- [What the task asks]
Show all the lines in the data below that include the word "name".

- [Task input]
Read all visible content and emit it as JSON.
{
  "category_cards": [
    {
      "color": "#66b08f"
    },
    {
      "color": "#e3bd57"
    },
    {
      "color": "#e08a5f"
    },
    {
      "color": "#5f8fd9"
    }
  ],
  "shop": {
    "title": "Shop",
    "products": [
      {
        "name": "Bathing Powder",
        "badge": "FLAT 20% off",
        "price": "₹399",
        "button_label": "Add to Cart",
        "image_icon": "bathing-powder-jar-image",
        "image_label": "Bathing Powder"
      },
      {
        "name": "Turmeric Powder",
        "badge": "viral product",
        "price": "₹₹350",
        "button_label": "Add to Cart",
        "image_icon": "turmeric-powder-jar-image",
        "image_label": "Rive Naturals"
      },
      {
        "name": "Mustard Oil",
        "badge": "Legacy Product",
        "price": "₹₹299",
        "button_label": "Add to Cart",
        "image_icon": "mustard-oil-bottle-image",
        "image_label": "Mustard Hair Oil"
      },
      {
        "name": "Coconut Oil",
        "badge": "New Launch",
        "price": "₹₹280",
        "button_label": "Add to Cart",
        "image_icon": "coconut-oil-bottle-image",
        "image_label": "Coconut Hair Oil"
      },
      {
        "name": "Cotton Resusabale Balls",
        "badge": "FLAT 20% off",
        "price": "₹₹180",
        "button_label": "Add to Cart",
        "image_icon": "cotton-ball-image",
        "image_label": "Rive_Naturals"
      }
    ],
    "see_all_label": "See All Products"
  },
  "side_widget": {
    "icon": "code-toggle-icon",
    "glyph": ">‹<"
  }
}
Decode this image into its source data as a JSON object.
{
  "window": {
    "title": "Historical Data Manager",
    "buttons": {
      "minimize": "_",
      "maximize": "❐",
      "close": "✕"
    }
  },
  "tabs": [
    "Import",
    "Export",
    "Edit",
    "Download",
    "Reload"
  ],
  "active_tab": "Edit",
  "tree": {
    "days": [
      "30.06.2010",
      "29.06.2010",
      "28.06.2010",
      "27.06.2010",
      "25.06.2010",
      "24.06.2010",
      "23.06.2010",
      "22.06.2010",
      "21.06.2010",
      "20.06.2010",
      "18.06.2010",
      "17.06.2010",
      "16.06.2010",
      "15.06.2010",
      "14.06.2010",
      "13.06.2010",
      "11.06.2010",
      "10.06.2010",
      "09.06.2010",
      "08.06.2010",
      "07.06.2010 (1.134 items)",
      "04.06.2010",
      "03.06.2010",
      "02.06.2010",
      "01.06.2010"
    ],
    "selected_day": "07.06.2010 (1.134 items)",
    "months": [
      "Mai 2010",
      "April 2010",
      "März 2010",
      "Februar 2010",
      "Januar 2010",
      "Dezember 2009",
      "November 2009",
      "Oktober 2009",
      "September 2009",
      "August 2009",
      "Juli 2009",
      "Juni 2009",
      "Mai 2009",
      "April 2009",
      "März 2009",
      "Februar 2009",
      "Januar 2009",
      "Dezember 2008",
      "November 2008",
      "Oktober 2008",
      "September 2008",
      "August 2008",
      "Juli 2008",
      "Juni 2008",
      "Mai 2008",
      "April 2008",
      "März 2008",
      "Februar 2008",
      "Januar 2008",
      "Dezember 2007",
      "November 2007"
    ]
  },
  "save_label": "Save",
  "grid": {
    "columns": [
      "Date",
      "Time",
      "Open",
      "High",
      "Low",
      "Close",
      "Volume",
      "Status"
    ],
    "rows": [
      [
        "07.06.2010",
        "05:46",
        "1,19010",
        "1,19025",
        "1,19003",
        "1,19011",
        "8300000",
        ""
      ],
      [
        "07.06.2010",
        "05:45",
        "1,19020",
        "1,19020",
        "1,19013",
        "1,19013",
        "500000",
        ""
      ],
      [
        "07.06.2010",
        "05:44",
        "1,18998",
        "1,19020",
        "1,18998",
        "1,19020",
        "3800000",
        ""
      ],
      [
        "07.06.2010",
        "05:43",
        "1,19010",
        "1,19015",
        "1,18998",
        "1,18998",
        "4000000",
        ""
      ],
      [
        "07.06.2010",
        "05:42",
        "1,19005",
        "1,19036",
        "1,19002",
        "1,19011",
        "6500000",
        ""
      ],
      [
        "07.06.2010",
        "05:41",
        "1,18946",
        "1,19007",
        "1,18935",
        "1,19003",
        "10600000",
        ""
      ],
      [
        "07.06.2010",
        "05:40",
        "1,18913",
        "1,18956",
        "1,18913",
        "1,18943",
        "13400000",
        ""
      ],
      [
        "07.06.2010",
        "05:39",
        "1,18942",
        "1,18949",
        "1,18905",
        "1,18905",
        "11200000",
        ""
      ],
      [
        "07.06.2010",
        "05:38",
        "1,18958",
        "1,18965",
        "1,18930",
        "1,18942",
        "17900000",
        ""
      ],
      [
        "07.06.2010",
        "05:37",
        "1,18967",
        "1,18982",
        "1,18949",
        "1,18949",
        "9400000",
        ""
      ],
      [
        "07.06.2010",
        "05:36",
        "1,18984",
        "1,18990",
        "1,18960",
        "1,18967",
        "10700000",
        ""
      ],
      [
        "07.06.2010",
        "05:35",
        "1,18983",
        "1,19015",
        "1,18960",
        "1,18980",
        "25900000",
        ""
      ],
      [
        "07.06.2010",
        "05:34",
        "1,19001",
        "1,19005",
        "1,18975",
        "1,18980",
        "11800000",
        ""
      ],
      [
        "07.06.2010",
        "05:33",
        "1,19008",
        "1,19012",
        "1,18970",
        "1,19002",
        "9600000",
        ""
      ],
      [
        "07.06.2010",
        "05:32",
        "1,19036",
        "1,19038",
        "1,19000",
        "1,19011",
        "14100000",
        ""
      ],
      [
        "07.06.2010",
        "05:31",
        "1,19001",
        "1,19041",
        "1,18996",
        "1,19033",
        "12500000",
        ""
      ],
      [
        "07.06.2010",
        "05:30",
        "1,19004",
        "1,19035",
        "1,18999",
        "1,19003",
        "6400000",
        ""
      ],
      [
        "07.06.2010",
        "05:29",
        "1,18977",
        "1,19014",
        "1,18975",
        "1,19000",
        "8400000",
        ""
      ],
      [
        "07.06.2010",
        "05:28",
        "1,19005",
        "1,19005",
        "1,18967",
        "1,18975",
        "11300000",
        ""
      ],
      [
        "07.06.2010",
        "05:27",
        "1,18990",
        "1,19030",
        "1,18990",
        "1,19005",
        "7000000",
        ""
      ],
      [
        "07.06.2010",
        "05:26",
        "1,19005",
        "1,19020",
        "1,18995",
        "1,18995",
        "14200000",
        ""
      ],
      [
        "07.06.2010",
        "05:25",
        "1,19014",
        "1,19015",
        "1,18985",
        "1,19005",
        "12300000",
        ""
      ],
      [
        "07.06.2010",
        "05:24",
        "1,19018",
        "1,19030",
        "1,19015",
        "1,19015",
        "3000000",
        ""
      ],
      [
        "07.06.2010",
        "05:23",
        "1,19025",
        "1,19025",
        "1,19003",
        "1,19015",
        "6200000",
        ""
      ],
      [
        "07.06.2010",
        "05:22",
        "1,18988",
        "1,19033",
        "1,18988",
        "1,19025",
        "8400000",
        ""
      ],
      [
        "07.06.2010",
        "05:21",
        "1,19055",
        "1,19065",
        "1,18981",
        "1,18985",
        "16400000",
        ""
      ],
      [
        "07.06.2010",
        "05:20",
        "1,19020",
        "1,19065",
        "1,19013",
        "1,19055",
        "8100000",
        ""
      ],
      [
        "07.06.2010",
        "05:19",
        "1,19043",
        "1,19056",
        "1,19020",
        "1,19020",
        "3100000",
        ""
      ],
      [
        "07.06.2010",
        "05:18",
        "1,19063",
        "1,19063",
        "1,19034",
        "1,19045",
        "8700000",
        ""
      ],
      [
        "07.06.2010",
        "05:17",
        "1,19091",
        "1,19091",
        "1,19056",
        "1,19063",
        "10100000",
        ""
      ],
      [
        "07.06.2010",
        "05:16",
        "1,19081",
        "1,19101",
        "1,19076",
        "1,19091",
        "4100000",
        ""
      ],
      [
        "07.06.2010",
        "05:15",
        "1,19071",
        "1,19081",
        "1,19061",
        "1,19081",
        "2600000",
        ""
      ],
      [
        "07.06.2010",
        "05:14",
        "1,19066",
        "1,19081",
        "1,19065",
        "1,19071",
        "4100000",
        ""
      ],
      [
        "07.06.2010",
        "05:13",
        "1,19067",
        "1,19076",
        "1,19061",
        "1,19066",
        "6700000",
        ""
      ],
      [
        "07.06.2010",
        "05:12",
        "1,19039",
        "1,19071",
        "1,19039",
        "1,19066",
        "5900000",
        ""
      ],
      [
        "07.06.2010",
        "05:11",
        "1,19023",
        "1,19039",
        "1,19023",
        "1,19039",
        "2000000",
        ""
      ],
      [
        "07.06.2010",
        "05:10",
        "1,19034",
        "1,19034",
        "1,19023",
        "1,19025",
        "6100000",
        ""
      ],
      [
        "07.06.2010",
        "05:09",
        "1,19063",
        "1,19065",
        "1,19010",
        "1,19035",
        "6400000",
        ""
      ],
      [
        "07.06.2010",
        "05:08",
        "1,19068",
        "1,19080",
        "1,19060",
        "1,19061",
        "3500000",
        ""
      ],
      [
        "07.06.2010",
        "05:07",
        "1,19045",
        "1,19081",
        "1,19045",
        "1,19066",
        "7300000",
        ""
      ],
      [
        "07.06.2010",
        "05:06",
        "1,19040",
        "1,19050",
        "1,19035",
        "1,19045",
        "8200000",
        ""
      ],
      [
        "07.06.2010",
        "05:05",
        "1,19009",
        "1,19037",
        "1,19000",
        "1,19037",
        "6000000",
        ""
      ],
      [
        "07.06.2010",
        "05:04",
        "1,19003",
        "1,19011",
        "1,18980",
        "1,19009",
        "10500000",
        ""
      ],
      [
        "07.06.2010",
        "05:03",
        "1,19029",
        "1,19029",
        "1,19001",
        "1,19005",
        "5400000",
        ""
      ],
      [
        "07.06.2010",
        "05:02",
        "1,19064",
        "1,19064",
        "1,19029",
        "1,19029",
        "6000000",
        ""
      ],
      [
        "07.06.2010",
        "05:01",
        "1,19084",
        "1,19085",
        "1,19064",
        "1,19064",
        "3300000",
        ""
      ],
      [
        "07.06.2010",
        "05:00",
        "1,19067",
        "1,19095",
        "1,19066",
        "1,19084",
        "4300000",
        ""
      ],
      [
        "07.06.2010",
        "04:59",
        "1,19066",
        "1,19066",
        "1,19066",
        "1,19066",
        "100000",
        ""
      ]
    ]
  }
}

- [Task answer]
        "name": "Bathing Powder",
        "name": "Turmeric Powder",
        "name": "Mustard Oil",
        "name": "Coconut Oil",
        "name": "Cotton Resusabale Balls",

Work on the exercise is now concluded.